::: Extracted records :::
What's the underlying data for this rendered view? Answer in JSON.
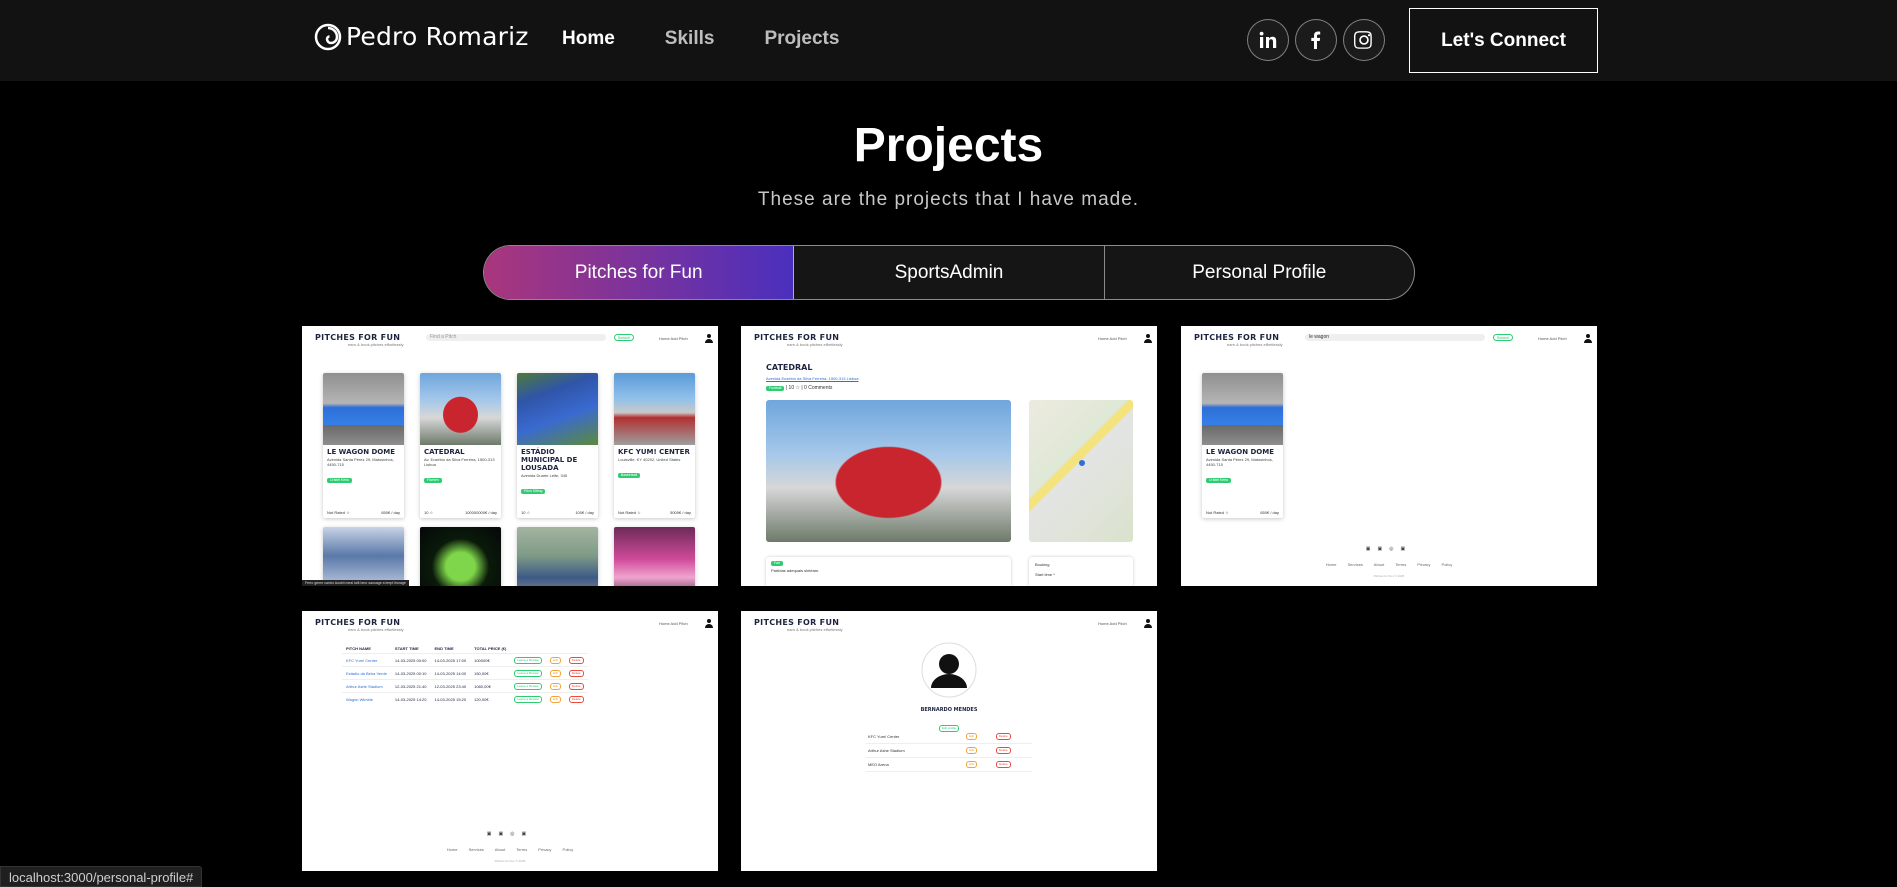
{
  "navbar": {
    "brand": "Pedro Romariz",
    "links": [
      {
        "label": "Home"
      },
      {
        "label": "Skills"
      },
      {
        "label": "Projects"
      }
    ],
    "socials": [
      "linkedin-icon",
      "facebook-icon",
      "instagram-icon"
    ],
    "connect_label": "Let's Connect"
  },
  "header": {
    "title": "Projects",
    "subtitle": "These are the projects that I have made."
  },
  "tabs": [
    {
      "label": "Pitches for Fun",
      "active": true
    },
    {
      "label": "SportsAdmin",
      "active": false
    },
    {
      "label": "Personal Profile",
      "active": false
    }
  ],
  "colors": {
    "tab_gradient_start": "#aa367c",
    "tab_gradient_end": "#4a2fbd",
    "navbar_bg": "#121212",
    "page_bg": "#000000",
    "site_green": "#2ecc71"
  },
  "mini_site": {
    "logo": "PITCHES FOR FUN",
    "tagline": "earn & book pitches effortlessly",
    "search_placeholder": "Find a Pitch",
    "search_btn": "Search",
    "nav": "Home  Add Pitch",
    "footer_links": "Home Services About Terms Privacy Policy",
    "footer_copy": "Pitches for Fun © 2025"
  },
  "project_1": {
    "pitches": [
      {
        "name": "LE WAGON DOME",
        "address": "Avenida Santa Pérez 29, Matosinhos, 4450-715",
        "badge": "Cristel Kerto",
        "rating": "Not Rated ☆",
        "price": "650€ / day"
      },
      {
        "name": "CATEDRAL",
        "address": "Av. Eusébio da Silva Ferreira, 1500-313 Lisboa",
        "badge": "Flamen",
        "rating": "10 ☆",
        "price": "100000000€ / day"
      },
      {
        "name": "ESTÁDIO MUNICIPAL DE LOUSADA",
        "address": "Avenida Duarte Leite, 345",
        "badge": "Pitch Sitting",
        "rating": "10 ☆",
        "price": "100€ / day"
      },
      {
        "name": "KFC YUM! CENTER",
        "address": "Louisville, KY 40202, United States",
        "badge": "Basketball",
        "rating": "Not Rated ☆",
        "price": "5000€ / day"
      }
    ],
    "overlay_caption": "Ferro genre cantor Aoubli meal tailt beur sausage a teept Itsnage"
  },
  "project_2": {
    "title": "CATEDRAL",
    "address": "Avenida Eusébio da Silva Ferreira, 1500-313 Lisboa",
    "badge": "Football",
    "meta": "| 10 ☆ | 0 Comments",
    "review_badge": "Fair",
    "review_text": "Partidas adequais sintéam.",
    "booking_label": "Booking",
    "start_label": "Start time *"
  },
  "project_3": {
    "search_value": "le wagon",
    "pitch": {
      "name": "LE WAGON DOME",
      "address": "Avenida Santa Pérez 29, Matosinhos, 4450-715",
      "badge": "Cristel Kerto",
      "rating": "Not Rated ☆",
      "price": "650€ / day"
    }
  },
  "project_4": {
    "columns": [
      "PITCH NAME",
      "START TIME",
      "END TIME",
      "TOTAL PRICE (€)"
    ],
    "rows": [
      [
        "KFC Yum! Center",
        "14-03-2025 00:00",
        "14-03-2025 17:00",
        "100000€"
      ],
      [
        "Estádio da Beira Verde",
        "14-03-2025 00:10",
        "14-03-2025 14:00",
        "150,00€"
      ],
      [
        "Arthur Ashe Stadium",
        "12-03-2025 21:40",
        "12-03-2025 23:40",
        "1080,00€"
      ],
      [
        "Wagon Wimble",
        "14-03-2025 14:20",
        "14-03-2025 15:20",
        "120,00€"
      ]
    ],
    "actions": {
      "review": "Leave a Review",
      "edit": "Edit",
      "delete": "Delete"
    }
  },
  "project_5": {
    "user_name": "BERNARDO MENDES",
    "edit_profile": "Edit profile",
    "pitches": [
      "KFC Yum! Center",
      "Arthur Ashe Stadium",
      "MEO Arena"
    ],
    "edit": "Edit",
    "delete": "Delete"
  },
  "status_bar": "localhost:3000/personal-profile#"
}
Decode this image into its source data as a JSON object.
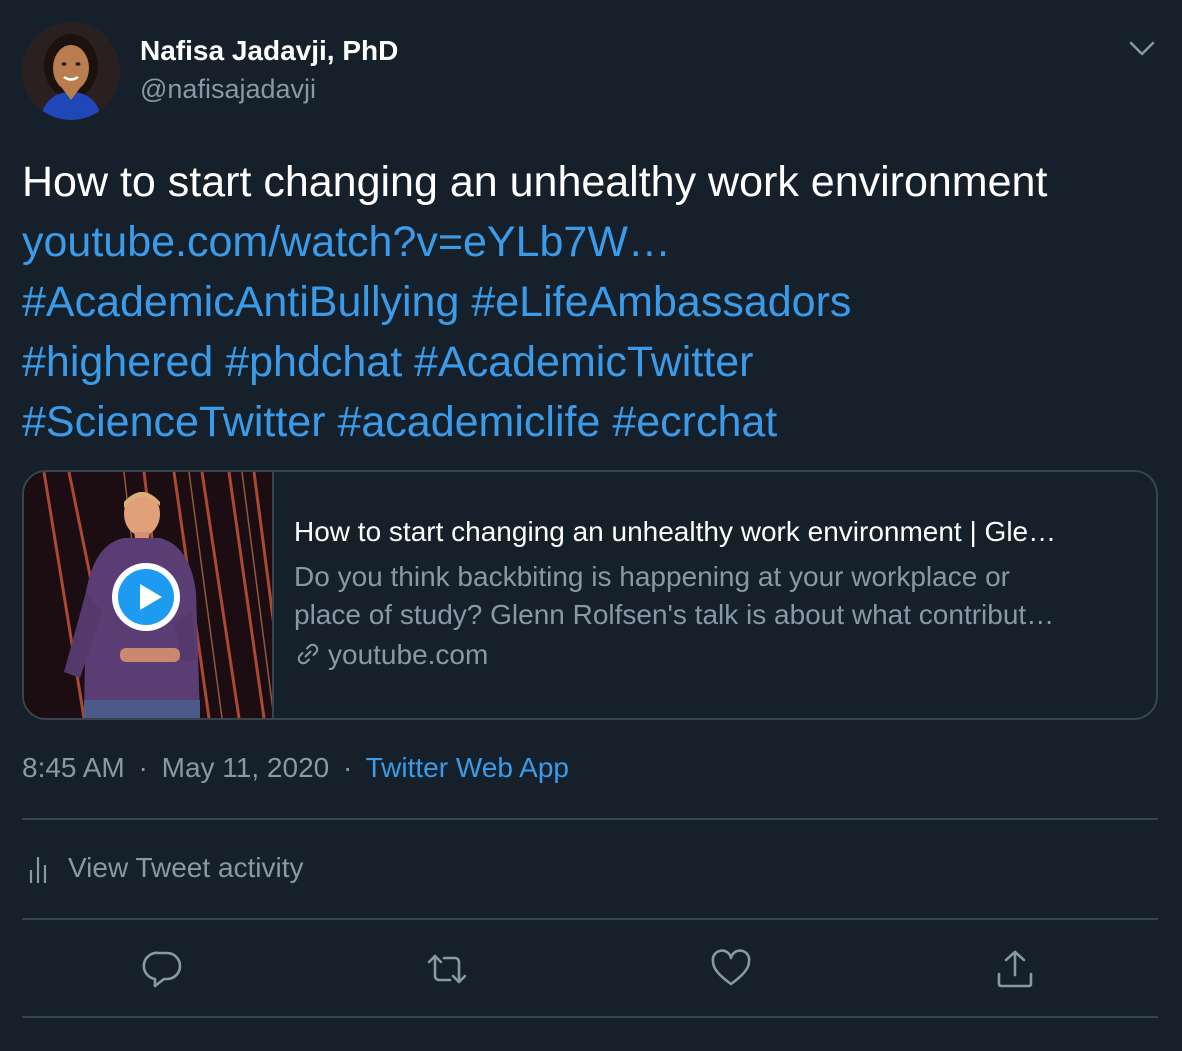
{
  "author": {
    "name": "Nafisa Jadavji, PhD",
    "handle": "@nafisajadavji"
  },
  "tweet": {
    "lines": [
      "How to start changing an unhealthy work environment"
    ],
    "link": "youtube.com/watch?v=eYLb7W…",
    "hashtag_lines": [
      "#AcademicAntiBullying #eLifeAmbassadors",
      "#highered  #phdchat  #AcademicTwitter",
      "#ScienceTwitter  #academiclife #ecrchat"
    ]
  },
  "card": {
    "title": "How to start changing an unhealthy work environment | Gle…",
    "description_lines": [
      "Do you think backbiting is happening at your workplace or",
      "place of study? Glenn Rolfsen's talk is about what contribut…"
    ],
    "domain": "youtube.com"
  },
  "meta": {
    "time": "8:45 AM",
    "date": "May 11, 2020",
    "source": "Twitter Web App",
    "separator": "·"
  },
  "activity_label": "View Tweet activity",
  "icons": {
    "menu": "chevron-down-icon",
    "reply": "reply-icon",
    "retweet": "retweet-icon",
    "like": "heart-icon",
    "share": "share-icon",
    "analytics": "analytics-icon",
    "link": "link-icon",
    "play": "play-icon"
  },
  "colors": {
    "background": "#15202b",
    "link": "#3b9be8",
    "secondary_text": "#8899a6",
    "border": "#38444d"
  }
}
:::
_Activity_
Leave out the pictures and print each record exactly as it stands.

_Result of this exercise_
What's the underlying data for this rendered view? Answer in JSON.
{
  "navbar": {
    "brand": "Pedro Romariz",
    "links": [
      {
        "label": "Home"
      },
      {
        "label": "Skills"
      },
      {
        "label": "Projects"
      }
    ],
    "socials": [
      "linkedin-icon",
      "facebook-icon",
      "instagram-icon"
    ],
    "connect_label": "Let's Connect"
  },
  "header": {
    "title": "Projects",
    "subtitle": "These are the projects that I have made."
  },
  "tabs": [
    {
      "label": "Pitches for Fun",
      "active": true
    },
    {
      "label": "SportsAdmin",
      "active": false
    },
    {
      "label": "Personal Profile",
      "active": false
    }
  ],
  "colors": {
    "tab_gradient_start": "#aa367c",
    "tab_gradient_end": "#4a2fbd",
    "navbar_bg": "#121212",
    "page_bg": "#000000",
    "site_green": "#2ecc71"
  },
  "mini_site": {
    "logo": "PITCHES FOR FUN",
    "tagline": "earn & book pitches effortlessly",
    "search_placeholder": "Find a Pitch",
    "search_btn": "Search",
    "nav": "Home  Add Pitch",
    "footer_links": "Home Services About Terms Privacy Policy",
    "footer_copy": "Pitches for Fun © 2025"
  },
  "project_1": {
    "pitches": [
      {
        "name": "LE WAGON DOME",
        "address": "Avenida Santa Pérez 29, Matosinhos, 4450-715",
        "badge": "Cristel Kerto",
        "rating": "Not Rated ☆",
        "price": "650€ / day"
      },
      {
        "name": "CATEDRAL",
        "address": "Av. Eusébio da Silva Ferreira, 1500-313 Lisboa",
        "badge": "Flamen",
        "rating": "10 ☆",
        "price": "100000000€ / day"
      },
      {
        "name": "ESTÁDIO MUNICIPAL DE LOUSADA",
        "address": "Avenida Duarte Leite, 345",
        "badge": "Pitch Sitting",
        "rating": "10 ☆",
        "price": "100€ / day"
      },
      {
        "name": "KFC YUM! CENTER",
        "address": "Louisville, KY 40202, United States",
        "badge": "Basketball",
        "rating": "Not Rated ☆",
        "price": "5000€ / day"
      }
    ],
    "overlay_caption": "Ferro genre cantor Aoubli meal tailt beur sausage a teept Itsnage"
  },
  "project_2": {
    "title": "CATEDRAL",
    "address": "Avenida Eusébio da Silva Ferreira, 1500-313 Lisboa",
    "badge": "Football",
    "meta": "| 10 ☆ | 0 Comments",
    "review_badge": "Fair",
    "review_text": "Partidas adequais sintéam.",
    "booking_label": "Booking",
    "start_label": "Start time *"
  },
  "project_3": {
    "search_value": "le wagon",
    "pitch": {
      "name": "LE WAGON DOME",
      "address": "Avenida Santa Pérez 29, Matosinhos, 4450-715",
      "badge": "Cristel Kerto",
      "rating": "Not Rated ☆",
      "price": "650€ / day"
    }
  },
  "project_4": {
    "columns": [
      "PITCH NAME",
      "START TIME",
      "END TIME",
      "TOTAL PRICE (€)"
    ],
    "rows": [
      [
        "KFC Yum! Center",
        "14-03-2025 00:00",
        "14-03-2025 17:00",
        "100000€"
      ],
      [
        "Estádio da Beira Verde",
        "14-03-2025 00:10",
        "14-03-2025 14:00",
        "150,00€"
      ],
      [
        "Arthur Ashe Stadium",
        "12-03-2025 21:40",
        "12-03-2025 23:40",
        "1080,00€"
      ],
      [
        "Wagon Wimble",
        "14-03-2025 14:20",
        "14-03-2025 15:20",
        "120,00€"
      ]
    ],
    "actions": {
      "review": "Leave a Review",
      "edit": "Edit",
      "delete": "Delete"
    }
  },
  "project_5": {
    "user_name": "BERNARDO MENDES",
    "edit_profile": "Edit profile",
    "pitches": [
      "KFC Yum! Center",
      "Arthur Ashe Stadium",
      "MEO Arena"
    ],
    "edit": "Edit",
    "delete": "Delete"
  },
  "status_bar": "localhost:3000/personal-profile#"
}
Decode this image into its source data as a JSON object.
{
  "author": {
    "name": "Nafisa Jadavji, PhD",
    "handle": "@nafisajadavji"
  },
  "tweet": {
    "lines": [
      "How to start changing an unhealthy work environment"
    ],
    "link": "youtube.com/watch?v=eYLb7W…",
    "hashtag_lines": [
      "#AcademicAntiBullying #eLifeAmbassadors",
      "#highered  #phdchat  #AcademicTwitter",
      "#ScienceTwitter  #academiclife #ecrchat"
    ]
  },
  "card": {
    "title": "How to start changing an unhealthy work environment | Gle…",
    "description_lines": [
      "Do you think backbiting is happening at your workplace or",
      "place of study? Glenn Rolfsen's talk is about what contribut…"
    ],
    "domain": "youtube.com"
  },
  "meta": {
    "time": "8:45 AM",
    "date": "May 11, 2020",
    "source": "Twitter Web App",
    "separator": "·"
  },
  "activity_label": "View Tweet activity",
  "icons": {
    "menu": "chevron-down-icon",
    "reply": "reply-icon",
    "retweet": "retweet-icon",
    "like": "heart-icon",
    "share": "share-icon",
    "analytics": "analytics-icon",
    "link": "link-icon",
    "play": "play-icon"
  },
  "colors": {
    "background": "#15202b",
    "link": "#3b9be8",
    "secondary_text": "#8899a6",
    "border": "#38444d"
  }
}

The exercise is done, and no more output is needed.